I would imagine the dance between the various languages in Fiji to be somewhat similar to what I had encountered in Greenland with Greenlandic and Danish last year (except this time with three languages, English, Fijian and Fiji Hindi, and with English having a more pronounced presence in Fiji than in Greenland). I wrote more about my experiences speaking Greenlandic in Greenland here.

Anyhow, yesterday I helped myself to this wonderful book and it has been hacking away steadily at all of my problem points with the language and I haven’t even owned the book for more than 30 hours yet!

vosa vakaviti

So, what have I done?

  • I got a basic understanding of the foundations and many of the ways to greet people, form sentences and alter verb tense.
  • The difficult-to-translate particles aren’t much of a problem anymore thanks to the Lonely Planet book clarifying exactly what “sa” and “se” mean. (Sa -> denotes a change of state or action and se -> denotes a state or action that is being continued).
  • The patterns of what sort of words I should expect to be English loan words is clarified
  • The patterns as to what English loan words look like in Fijian are clarified.
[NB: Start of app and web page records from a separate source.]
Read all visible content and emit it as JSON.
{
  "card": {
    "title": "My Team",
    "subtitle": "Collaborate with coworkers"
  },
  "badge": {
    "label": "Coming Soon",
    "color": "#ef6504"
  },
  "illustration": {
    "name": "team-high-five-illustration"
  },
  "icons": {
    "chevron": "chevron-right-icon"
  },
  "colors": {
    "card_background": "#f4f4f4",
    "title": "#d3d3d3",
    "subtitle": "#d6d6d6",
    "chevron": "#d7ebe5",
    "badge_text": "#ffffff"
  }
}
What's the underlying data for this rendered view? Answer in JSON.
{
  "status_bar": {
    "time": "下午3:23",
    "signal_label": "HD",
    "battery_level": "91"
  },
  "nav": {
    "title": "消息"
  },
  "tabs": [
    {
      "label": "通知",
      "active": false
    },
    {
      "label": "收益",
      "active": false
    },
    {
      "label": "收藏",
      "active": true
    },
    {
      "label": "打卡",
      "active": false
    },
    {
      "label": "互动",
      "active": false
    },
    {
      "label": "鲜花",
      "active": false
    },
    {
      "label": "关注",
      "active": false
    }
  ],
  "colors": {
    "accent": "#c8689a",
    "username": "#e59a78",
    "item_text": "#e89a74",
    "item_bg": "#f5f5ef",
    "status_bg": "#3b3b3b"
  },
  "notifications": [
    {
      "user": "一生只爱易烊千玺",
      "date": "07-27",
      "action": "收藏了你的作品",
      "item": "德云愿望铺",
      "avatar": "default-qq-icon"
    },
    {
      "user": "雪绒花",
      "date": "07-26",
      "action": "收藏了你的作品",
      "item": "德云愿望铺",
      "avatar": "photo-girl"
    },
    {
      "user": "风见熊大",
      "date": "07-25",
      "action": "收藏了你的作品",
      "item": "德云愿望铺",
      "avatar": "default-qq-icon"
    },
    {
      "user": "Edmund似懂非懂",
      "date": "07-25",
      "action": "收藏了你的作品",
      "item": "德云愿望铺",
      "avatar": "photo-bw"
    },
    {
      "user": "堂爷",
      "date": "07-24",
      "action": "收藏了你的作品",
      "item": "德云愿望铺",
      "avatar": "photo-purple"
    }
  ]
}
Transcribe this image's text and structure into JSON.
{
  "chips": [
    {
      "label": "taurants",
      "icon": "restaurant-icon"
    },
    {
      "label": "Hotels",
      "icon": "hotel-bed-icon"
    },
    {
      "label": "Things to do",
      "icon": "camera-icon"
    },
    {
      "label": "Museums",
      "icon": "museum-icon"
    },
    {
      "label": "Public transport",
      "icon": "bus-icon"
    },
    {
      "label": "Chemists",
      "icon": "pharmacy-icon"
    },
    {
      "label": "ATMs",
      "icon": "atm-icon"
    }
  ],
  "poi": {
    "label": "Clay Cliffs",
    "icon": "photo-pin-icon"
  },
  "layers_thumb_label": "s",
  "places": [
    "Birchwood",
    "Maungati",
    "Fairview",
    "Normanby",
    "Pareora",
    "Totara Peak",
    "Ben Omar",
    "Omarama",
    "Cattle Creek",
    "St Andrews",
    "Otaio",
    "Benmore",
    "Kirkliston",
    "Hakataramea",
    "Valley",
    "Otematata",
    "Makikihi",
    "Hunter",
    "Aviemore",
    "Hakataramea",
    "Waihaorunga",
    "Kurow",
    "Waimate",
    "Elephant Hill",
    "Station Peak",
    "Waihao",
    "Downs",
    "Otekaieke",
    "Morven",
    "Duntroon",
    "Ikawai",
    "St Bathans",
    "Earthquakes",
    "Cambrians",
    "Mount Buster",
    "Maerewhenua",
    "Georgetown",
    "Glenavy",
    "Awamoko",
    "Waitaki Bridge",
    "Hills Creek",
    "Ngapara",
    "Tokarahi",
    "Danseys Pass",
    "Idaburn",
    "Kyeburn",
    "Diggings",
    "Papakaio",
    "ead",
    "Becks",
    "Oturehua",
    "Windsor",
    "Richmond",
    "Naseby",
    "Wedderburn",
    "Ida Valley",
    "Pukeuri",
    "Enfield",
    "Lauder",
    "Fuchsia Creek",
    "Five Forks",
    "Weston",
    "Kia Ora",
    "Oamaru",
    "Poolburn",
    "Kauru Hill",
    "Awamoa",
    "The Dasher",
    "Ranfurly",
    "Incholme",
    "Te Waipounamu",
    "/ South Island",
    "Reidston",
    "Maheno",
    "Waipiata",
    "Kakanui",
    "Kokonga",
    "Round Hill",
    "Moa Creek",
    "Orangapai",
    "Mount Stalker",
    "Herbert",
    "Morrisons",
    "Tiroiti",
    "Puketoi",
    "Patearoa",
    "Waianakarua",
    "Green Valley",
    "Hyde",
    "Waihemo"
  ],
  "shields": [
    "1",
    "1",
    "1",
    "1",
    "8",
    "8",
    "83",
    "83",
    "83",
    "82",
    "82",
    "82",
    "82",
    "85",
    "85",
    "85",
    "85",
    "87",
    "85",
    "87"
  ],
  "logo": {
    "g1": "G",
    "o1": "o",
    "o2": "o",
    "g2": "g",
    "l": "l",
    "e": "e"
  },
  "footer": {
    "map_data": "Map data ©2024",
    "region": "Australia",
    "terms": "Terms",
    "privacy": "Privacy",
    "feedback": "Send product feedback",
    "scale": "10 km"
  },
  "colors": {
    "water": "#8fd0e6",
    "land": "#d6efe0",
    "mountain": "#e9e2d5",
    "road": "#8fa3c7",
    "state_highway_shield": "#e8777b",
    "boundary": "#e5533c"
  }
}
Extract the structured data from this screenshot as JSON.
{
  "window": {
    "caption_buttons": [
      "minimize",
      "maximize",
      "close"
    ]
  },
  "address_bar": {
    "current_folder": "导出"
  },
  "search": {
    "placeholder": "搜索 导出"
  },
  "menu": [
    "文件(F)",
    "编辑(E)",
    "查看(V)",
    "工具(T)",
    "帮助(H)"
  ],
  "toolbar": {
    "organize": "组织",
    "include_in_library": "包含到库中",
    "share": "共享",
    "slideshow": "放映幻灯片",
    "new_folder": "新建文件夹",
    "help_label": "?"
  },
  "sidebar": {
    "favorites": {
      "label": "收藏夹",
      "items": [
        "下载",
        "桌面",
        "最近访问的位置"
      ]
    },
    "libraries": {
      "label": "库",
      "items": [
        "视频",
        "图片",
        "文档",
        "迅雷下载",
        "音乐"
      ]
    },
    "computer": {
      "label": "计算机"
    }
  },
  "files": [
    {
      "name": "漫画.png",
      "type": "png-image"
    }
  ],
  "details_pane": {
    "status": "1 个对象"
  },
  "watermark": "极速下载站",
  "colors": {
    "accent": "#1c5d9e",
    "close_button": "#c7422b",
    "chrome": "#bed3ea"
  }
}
Nurse -> Nasi. Jared -> Jereti.
  • How to passively recognize certain morphology patterns. Katakata -> warm. To turn an adjective into a verb meaning “making something that adjective”, add vaka at the beginning and taka at the end. Hence, to warm up becomes “vakakatakatataka”, which is EXTREMELY difficult to pronounce quickly (and given how often climate change comes up in Oceania, it’s a word I’ve ALREADY heard quite often).
  • Customs and cultures of Fiji, including relations between the iTaukei and the Findians.

 

Where I still have yet to go:

 

  • Distinctions between informal and formal language (Fijians may speak differently to foreigners than to each other, my Lonely Planet books tell me that certain words are used in excess in foreigner-speech and left out in proper speech).
  • Varieties (“dialects”) of Fijian
  • How the language sounds when spoken quickly (I remember that with Gilbertese last month I had an EXTREMELY shocking wake-up call when I realized exactly how fast I-Kiribati speak!)
  • Putting together sentences with ease.
  • Speaking at a natural speed (note that I did NOT say “speaking quickly”)

 

Where do I go from here?

 

Well, I think that right now I have the phrasebook and I will need to master each section individually. I think that if I learn all of the phrases in the book by heart, it will not make me absolutely fluent but enough so that I could reasonably claim BASIC proficiency.

 

From then, I could easily acquire more knowledge and vocabulary through reading, radio and even possibly doing the Huggins International 30-Day Challenge with Fijian at one point. I think that last one…it would have to come down to that before I leave, and if my plan to visit Fiji materializes, it will likely be in the summer. But even if I don’t, I’ll have gained many experiences with the language to cherish not also to mention advantages in learning other languages from Polynesia.

 

This is the beginning of something legendary!